By Nick Childs
BBC Pentagon correspondent
US Deputy Defence Secretary Paul Wolfowitz has said it will take more than six months to set up a new Iraqi government after Saddam Hussein has been removed.
Speaking on American television, he also said the United Nations can have a role in bringing assistance to the Iraqi people.
Mr Wolfowitz spoke of an interim authority
Mr Wolfowitz has been heavily involved in the planning for a post-war Iraq, a topic that is attracting growing interest and controversy.
In a series of American television interviews, he set out some of the steps that are likely to take place.
Setting up a new Iraqi government, he said, would take longer than it took the Kurds to set up a self-governing area in the north after the 1991 Gulf War.
But he insisted the aim would be to move as quickly as possible.
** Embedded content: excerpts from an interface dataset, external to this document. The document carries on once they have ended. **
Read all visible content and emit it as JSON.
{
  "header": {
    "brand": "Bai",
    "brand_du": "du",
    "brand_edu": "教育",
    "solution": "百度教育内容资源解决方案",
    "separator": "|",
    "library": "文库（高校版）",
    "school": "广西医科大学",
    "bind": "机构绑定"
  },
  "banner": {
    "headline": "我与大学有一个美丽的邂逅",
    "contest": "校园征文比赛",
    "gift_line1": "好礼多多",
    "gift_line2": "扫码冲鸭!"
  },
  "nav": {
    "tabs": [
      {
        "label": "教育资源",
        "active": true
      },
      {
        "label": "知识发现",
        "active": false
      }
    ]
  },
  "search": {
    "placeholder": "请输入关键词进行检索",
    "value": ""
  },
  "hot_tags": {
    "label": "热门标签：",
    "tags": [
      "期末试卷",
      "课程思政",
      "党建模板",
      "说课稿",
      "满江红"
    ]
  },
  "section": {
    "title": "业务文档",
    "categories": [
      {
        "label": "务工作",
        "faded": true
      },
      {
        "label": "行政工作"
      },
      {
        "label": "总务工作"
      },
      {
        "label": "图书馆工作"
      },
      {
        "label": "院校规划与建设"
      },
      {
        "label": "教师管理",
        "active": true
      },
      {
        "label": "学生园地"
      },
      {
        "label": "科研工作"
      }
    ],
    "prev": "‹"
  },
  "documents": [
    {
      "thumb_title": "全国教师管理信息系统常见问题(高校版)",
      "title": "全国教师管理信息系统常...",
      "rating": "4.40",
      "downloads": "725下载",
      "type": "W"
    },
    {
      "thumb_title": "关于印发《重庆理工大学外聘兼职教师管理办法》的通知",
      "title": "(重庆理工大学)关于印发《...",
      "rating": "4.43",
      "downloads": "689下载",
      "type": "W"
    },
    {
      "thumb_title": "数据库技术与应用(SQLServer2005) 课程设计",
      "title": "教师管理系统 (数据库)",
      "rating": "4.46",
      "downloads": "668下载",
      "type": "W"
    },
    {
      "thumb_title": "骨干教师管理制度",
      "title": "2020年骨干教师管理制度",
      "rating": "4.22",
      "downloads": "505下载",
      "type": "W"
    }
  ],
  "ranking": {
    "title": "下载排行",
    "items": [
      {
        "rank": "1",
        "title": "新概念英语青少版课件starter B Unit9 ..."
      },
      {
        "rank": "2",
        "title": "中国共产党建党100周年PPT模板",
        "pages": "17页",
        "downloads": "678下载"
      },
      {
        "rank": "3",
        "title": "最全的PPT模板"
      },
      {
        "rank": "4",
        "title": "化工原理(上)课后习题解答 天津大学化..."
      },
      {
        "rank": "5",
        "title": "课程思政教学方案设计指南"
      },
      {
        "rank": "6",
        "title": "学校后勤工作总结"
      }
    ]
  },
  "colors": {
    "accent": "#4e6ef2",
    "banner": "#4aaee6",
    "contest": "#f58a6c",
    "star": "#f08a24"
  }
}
"We have spoken with Iraqis inside and outside the country about this notion of an interim authority that would be a bridge from our initial administration to an eventual government that represents Iraqi people," he said.
Mr Wolfowitz suggested the Americans would start immediately to try to establish basic administration and services in the country.
Among the issues provoking most debate within the administration and with America's coalition partners is the potential role of the UN.
Mr Wolfowitz, one of the more hardline members of the administration, seemed to play down that role.
He said the UN could help with aid and reconstruction but that the US goal was not to transfer government control in Iraq to another external body.